Many chaplains are certified by the Association for Professional Chaplains (APC). This isn’t always necessary, however, but it is highly recommended. The APC is the largest professional organizations for chaplains in the U.S., and being certified by the APC can open many doors. Certification requires completing a master’s degree, being ordained, and completing several units from the Clinical Pastoral Education program (some of which may be waived if your bachelor’s degree came from a CHEA-accredited university). Your church must also formally endorse you for certification.


Before you can apply to be a military chaplain, you usually need to have the endorsement of a religious organization. Generally, this is the church you are a part of. Note that some religious that do not have an established hierarchy in place that makes decisions regarding appointments may not need an endorsement. Rabbis, for example, may apply without permission or endorsement by any organization.

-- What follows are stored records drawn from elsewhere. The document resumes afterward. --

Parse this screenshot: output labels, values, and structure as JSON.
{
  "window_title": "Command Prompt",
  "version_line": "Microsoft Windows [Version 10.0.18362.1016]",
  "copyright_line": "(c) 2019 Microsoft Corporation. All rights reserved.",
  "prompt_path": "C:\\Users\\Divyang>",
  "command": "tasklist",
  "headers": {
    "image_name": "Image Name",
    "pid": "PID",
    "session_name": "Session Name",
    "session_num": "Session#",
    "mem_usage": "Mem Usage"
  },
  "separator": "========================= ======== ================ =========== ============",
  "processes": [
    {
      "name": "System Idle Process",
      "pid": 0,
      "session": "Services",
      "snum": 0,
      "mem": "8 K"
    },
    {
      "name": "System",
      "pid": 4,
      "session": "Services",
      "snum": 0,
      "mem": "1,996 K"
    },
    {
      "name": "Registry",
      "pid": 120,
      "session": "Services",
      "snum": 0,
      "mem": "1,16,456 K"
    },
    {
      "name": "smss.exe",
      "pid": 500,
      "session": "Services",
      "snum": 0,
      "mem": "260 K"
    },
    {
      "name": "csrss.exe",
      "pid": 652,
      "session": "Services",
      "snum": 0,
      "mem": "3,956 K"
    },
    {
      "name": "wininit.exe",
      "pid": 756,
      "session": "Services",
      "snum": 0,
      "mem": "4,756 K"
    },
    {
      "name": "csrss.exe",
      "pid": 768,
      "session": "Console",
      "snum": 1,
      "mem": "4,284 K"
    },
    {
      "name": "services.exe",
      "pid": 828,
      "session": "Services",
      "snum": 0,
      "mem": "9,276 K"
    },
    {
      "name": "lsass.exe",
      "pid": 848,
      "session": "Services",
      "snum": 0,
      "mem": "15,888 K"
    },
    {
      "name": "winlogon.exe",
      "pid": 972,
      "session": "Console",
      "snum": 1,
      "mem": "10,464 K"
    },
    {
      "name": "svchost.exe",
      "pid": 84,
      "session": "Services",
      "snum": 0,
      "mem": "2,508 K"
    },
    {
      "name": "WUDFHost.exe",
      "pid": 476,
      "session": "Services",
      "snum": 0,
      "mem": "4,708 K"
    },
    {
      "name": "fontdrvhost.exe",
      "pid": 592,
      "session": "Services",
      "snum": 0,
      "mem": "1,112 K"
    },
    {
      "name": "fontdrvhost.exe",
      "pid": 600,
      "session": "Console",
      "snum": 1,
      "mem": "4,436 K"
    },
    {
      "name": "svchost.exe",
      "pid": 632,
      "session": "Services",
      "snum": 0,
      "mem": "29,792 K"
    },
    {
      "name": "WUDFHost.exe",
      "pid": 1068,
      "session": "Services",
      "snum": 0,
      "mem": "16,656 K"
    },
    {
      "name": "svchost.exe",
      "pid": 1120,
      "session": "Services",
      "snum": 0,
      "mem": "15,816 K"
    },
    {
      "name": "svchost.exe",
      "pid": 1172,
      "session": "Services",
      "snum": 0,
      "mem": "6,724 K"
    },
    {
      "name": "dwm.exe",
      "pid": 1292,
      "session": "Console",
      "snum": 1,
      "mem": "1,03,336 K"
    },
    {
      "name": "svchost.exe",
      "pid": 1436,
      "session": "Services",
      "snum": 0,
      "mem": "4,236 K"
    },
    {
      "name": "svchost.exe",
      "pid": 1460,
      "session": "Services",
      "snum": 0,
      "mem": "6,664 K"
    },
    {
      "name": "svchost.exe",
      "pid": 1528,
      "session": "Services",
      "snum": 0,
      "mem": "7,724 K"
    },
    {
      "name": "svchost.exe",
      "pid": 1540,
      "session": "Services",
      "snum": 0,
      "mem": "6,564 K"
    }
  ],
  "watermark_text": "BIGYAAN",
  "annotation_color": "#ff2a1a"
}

Meeting Additional Requirements

In addition to meeting all religious, education and endorsement requirements, chaplains need to be fit and in good health. The requirements may not be as strict as those laid out for personnel who will see combat, but military chaplains may serve in areas where combat could occur at any time. As such, they need to be in good physical health and shape. Those who are not may not be accepted into the Chaplain Corps or may be stationed on military bases in the U.S. rather than abroad.

Military Chaplain Jobs & Job Description

Military chaplains are responsible for managing the religious and pastoral care of military members and their families, regardless of which religion members identify with and regardless of where they are deployed to.  While jobs do vary between venues, most military chaplains are comfortable performing the following duties:

  • Facilitate and officiate at religious services and ceremonies
  • Officiate at special functions
  • Advise the Commanding Officer about religious accommodations issues, acting as the subject matter expert
  • Consult on ethical dilemmas
  • Counsel individuals and groups about spiritual and moral issues
  • Attends to the morale of the unit; helping individuals process loss, regret, and stress
  • Liaise with civilian faith groups
  • Refer individuals to social workers, psychologists, or medical personnel as required
  • Advocate on behalf of an individual to their commanding officer
  • Provide counseling and care after significant life events
  • Notify a member's next-of-kin after death and as directed
  • Apply knowledge of military administration where beneficial
  • Offer crisis pastoral counseling to individuals
  • Coordinate pastoral volunteer services
  • Visit with military families as appropriate
  • Help individuals explore questions related to spirituality, religion, vocation and life purpose
  • Offer spiritual formation and discernment programs and individual counseling
  • Offer prayers
  • Support unit parades
  • Lead services to promote and encourage spiritual growth and exploration
  • Curate and maintain worship materials
  • Requisition new worship materials
  • Provide pastoral services and support for marriages, funerals and baptisms
  • Use volunteers to assist in the chaplaincy work when necessary and appropriate